FCC regulatory fees up 23 percent
Jun 1, 2003 12:00 PM, By Harry Martin
The Commission has issued its annual Notice of Proposed Rule Making (NPRM) to solicit comments on proposed changes to the regulatory fees.
While the NPRM includes a number of proposed procedural changes, the most striking of the proposals is in the amounts of the fees, which will be due in September. According to the Commission, the total amount of money that must be collected for each fee category will go up by 23 percent this year. Because that 23 percent increase is measured by category, if the number of stations in a category has declined (e.g., AM stations), fee increases in such categories will be greater than 23 percent. On the other hand, where the number of stations in a category has increased (e.g., FM stations), the fee increase may not be a full 23 percent.
The Commission also plans to amend the grid used in assessing AM and FM fees. The current grid divides broadcast station regulatory fees by class of station, population and type of service, to provide equitable fee distributions. However, in recent years, there has been a trend toward more powerful stations, and increases in the general population, resulting in an ever-larger number of stations in the highest grid category (i.e., stations in markets serving 1,000,000 or more listeners). Thus, the Commission is proposing a change to the population levels in each fee category to reflect wider population fields and to add a new 3,000,000-plus category.
The Commission plans to revise its regulatory fee waiver policy. Although fee waivers have historically been given in cases of financial hardship, the Commission questions whether bankruptcy always represents extraordinary and compelling circumstances justifying a waiver. A policy of automatically granting a bankruptcy waiver to large entities owing millions of dollars in fees, for example, might have significant impact on the Commission’s mandate to collect fees.

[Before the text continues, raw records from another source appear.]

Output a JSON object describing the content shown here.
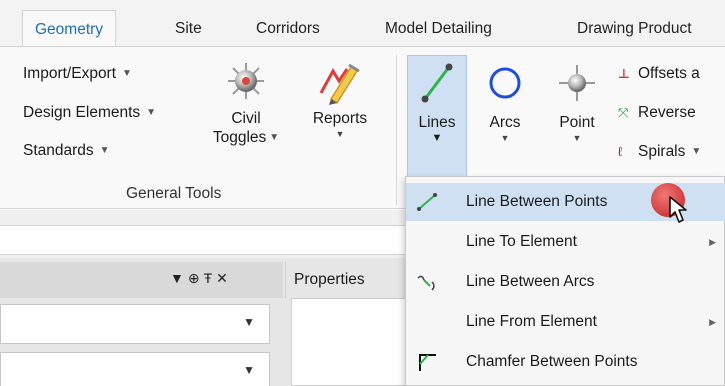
{
  "tabs": [
    {
      "label": "Geometry",
      "active": true
    },
    {
      "label": "Site"
    },
    {
      "label": "Corridors"
    },
    {
      "label": "Model Detailing"
    },
    {
      "label": "Drawing Product"
    }
  ],
  "general_tools": {
    "group_label": "General Tools",
    "small_buttons": [
      "Import/Export",
      "Design Elements",
      "Standards"
    ],
    "civil_toggles": {
      "line1": "Civil",
      "line2": "Toggles"
    },
    "reports": "Reports"
  },
  "horizontal": {
    "lines": "Lines",
    "arcs": "Arcs",
    "point": "Point",
    "small_buttons": [
      "Offsets a",
      "Reverse",
      "Spirals"
    ]
  },
  "panels": {
    "properties_tab": "Properties"
  },
  "lines_menu": {
    "items": [
      {
        "label": "Line Between Points",
        "highlighted": true,
        "has_submenu": false,
        "icon": "line-icon"
      },
      {
        "label": "Line To Element",
        "highlighted": false,
        "has_submenu": true,
        "icon": ""
      },
      {
        "label": "Line Between Arcs",
        "highlighted": false,
        "has_submenu": false,
        "icon": "line-between-arcs-icon"
      },
      {
        "label": "Line From Element",
        "highlighted": false,
        "has_submenu": true,
        "icon": ""
      },
      {
        "label": "Chamfer Between Points",
        "highlighted": false,
        "has_submenu": false,
        "icon": "chamfer-icon"
      }
    ]
  },
  "colors": {
    "accent": "#1f6fb7",
    "highlight": "#cfe0f3",
    "line_green": "#2db34a",
    "cursor_red": "#d03a3a"
  }
}
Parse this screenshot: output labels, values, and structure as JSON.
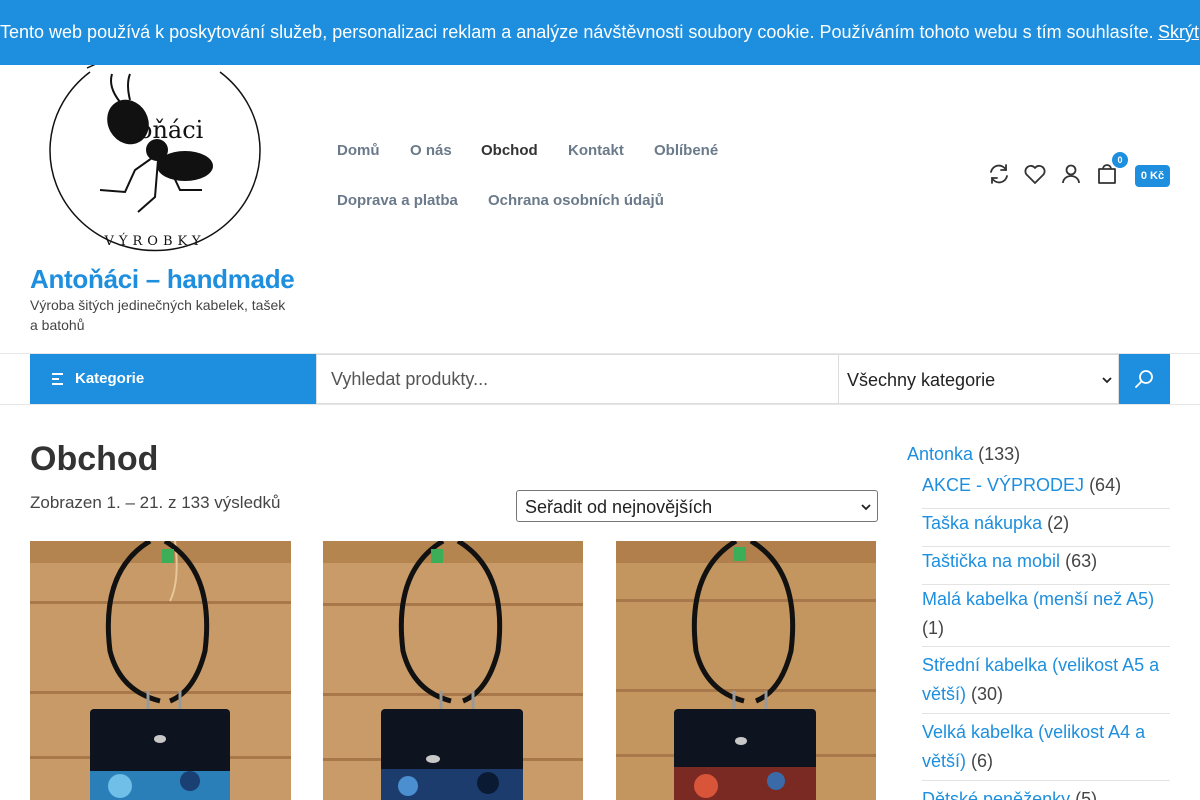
{
  "cookie_banner": {
    "text": "Tento web používá k poskytování služeb, personalizaci reklam a analýze návštěvnosti soubory cookie. Používáním tohoto webu s tím souhlasíte.",
    "hide_link": "Skrýt"
  },
  "header": {
    "logo_text_main": "oňáci",
    "logo_text_bottom": "VÝROBKY",
    "site_title": "Antoňáci – handmade",
    "tagline": "Výroba šitých jedinečných kabelek, tašek a batohů",
    "nav": [
      {
        "label": "Domů"
      },
      {
        "label": "O nás"
      },
      {
        "label": "Obchod",
        "active": true
      },
      {
        "label": "Kontakt"
      },
      {
        "label": "Oblíbené"
      },
      {
        "label": "Doprava a platba"
      },
      {
        "label": "Ochrana osobních údajů"
      }
    ],
    "icons": [
      "compare-icon",
      "heart-icon",
      "user-icon",
      "cart-icon"
    ],
    "cart_count": "0",
    "cart_total": "0 Kč"
  },
  "search_bar": {
    "categories_button": "Kategorie",
    "placeholder": "Vyhledat produkty...",
    "category_select": "Všechny kategorie"
  },
  "main": {
    "page_title": "Obchod",
    "result_count": "Zobrazen 1. – 21. z 133 výsledků",
    "sort_select": "Seřadit od nejnovějších"
  },
  "products": [
    {
      "image": "black crossbody phone bag with blue pattern on wooden background"
    },
    {
      "image": "black crossbody phone bag with blue-black pattern on wooden background"
    },
    {
      "image": "black crossbody phone bag with red pattern on wooden background"
    }
  ],
  "sidebar": {
    "root": {
      "label": "Antonka",
      "count": "(133)"
    },
    "items": [
      {
        "label": "AKCE - VÝPRODEJ",
        "count": "(64)"
      },
      {
        "label": "Taška nákupka",
        "count": "(2)"
      },
      {
        "label": "Taštička na mobil",
        "count": "(63)"
      },
      {
        "label": "Malá kabelka (menší než A5)",
        "count": "(1)"
      },
      {
        "label": "Střední kabelka (velikost A5 a větší)",
        "count": "(30)"
      },
      {
        "label": "Velká kabelka (velikost A4 a větší)",
        "count": "(6)"
      },
      {
        "label": "Dětské peněženky",
        "count": "(5)"
      }
    ]
  },
  "colors": {
    "accent": "#1d8fde",
    "nav_text": "#6b7a8a",
    "wood": "#c79a68"
  }
}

The FCC is undertaking several initiatives that will streamline the process of collecting fees. These include the discontinuance of the routine mailing of regulatory fee public notices to all affected parties. Those public notices are dozens of pages long, and the costs of reproduction and mailing are considerable. To conserve its resources, the Commission proposes to make this information available on the Internet, and mail out a full public notice only on request.
Along the same lines, the Commission is planning a pilot program to mail postcards specifically stating the amount owed. The postcard will identify the station call sign, address, facility identification number and amount owed.

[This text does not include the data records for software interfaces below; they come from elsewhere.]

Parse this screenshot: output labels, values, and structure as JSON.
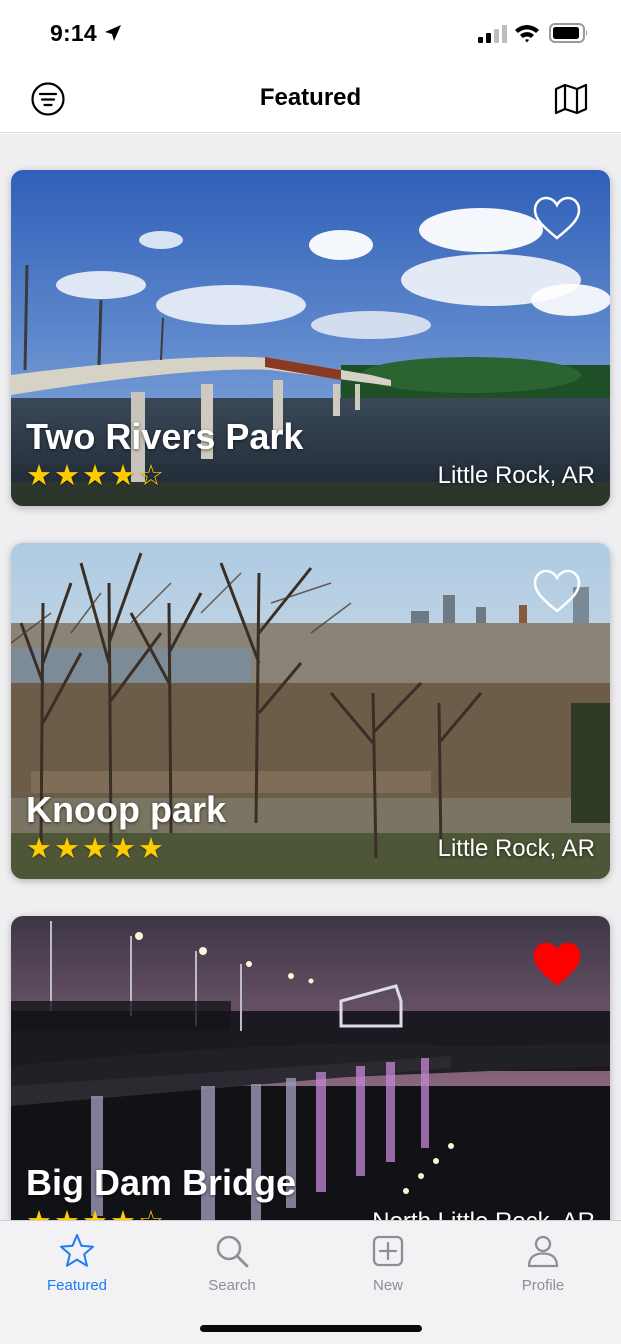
{
  "status_bar": {
    "time": "9:14",
    "icons": [
      "location-arrow-icon",
      "cellular-signal-icon",
      "wifi-icon",
      "battery-icon"
    ]
  },
  "nav": {
    "title": "Featured",
    "left_icon": "filter-menu-icon",
    "right_icon": "map-icon"
  },
  "cards": [
    {
      "title": "Two Rivers Park",
      "rating": 4,
      "stars_text": "★★★★☆",
      "location": "Little Rock, AR",
      "favorited": false
    },
    {
      "title": "Knoop park",
      "rating": 5,
      "stars_text": "★★★★★",
      "location": "Little Rock, AR",
      "favorited": false
    },
    {
      "title": "Big Dam Bridge",
      "rating": 4,
      "stars_text": "★★★★☆",
      "location": "North Little Rock, AR",
      "favorited": true
    }
  ],
  "tabs": [
    {
      "label": "Featured",
      "icon": "star-icon",
      "active": true
    },
    {
      "label": "Search",
      "icon": "magnifier-icon",
      "active": false
    },
    {
      "label": "New",
      "icon": "plus-square-icon",
      "active": false
    },
    {
      "label": "Profile",
      "icon": "person-icon",
      "active": false
    }
  ],
  "colors": {
    "accent": "#1e7cf2",
    "star": "#ffcc00",
    "heart_filled": "#ff0000",
    "tab_inactive": "#8e8e93"
  }
}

Auxiliary registration requirement
Licensees of broadcast auxiliary stations are now required to file a Notification of Construction within one year after construction of any auxiliary station has been completed. Stations that have recently applied for and received an auxiliary license, or have modified an existing auxiliary authorization, and have not filed the requisite notification of completion of construction, now must do so or face a waiver fee.
To access the FCC for this purpose, go to the Universal Licensing System (ULS) on the FCC website and enter your FRN and password. The new system will lead you to FCC Form 601 and give you instructions on how to complete the notification.
De facto DA a no-no
Is it permissible for an FM licensee with a non-directional antenna to add to or change the installation of the antenna in such a way as to give the signal directional properties? For example, a screen might be erected behind the antenna, or the antenna might be moved to a face of the tower.
The answer is no. The Commission has a long-standing policy that construction of facilities that are authorized as non-directional should conform as closely as possible to the assumption of perfectly circular horizontal radiation patterns. Its stated policy prohibits use of any technique or means intentionally to distort the radiation pattern of what is nominally a non-directional antenna.
Radio stations in North Carolina and South Carolina must file their license renewal applications on or before Aug. 1, 2003. Radio stations in those states and in California, Illinois and Wisconsin must file their biennial ownership reports with the FCC and place their EEO reports in their annual public files, also by Aug. 1.
Martin is an attorney with Fletcher, Heald & Hildreth, PLC., Arlington, VA. Efirstname.lastname@example.org.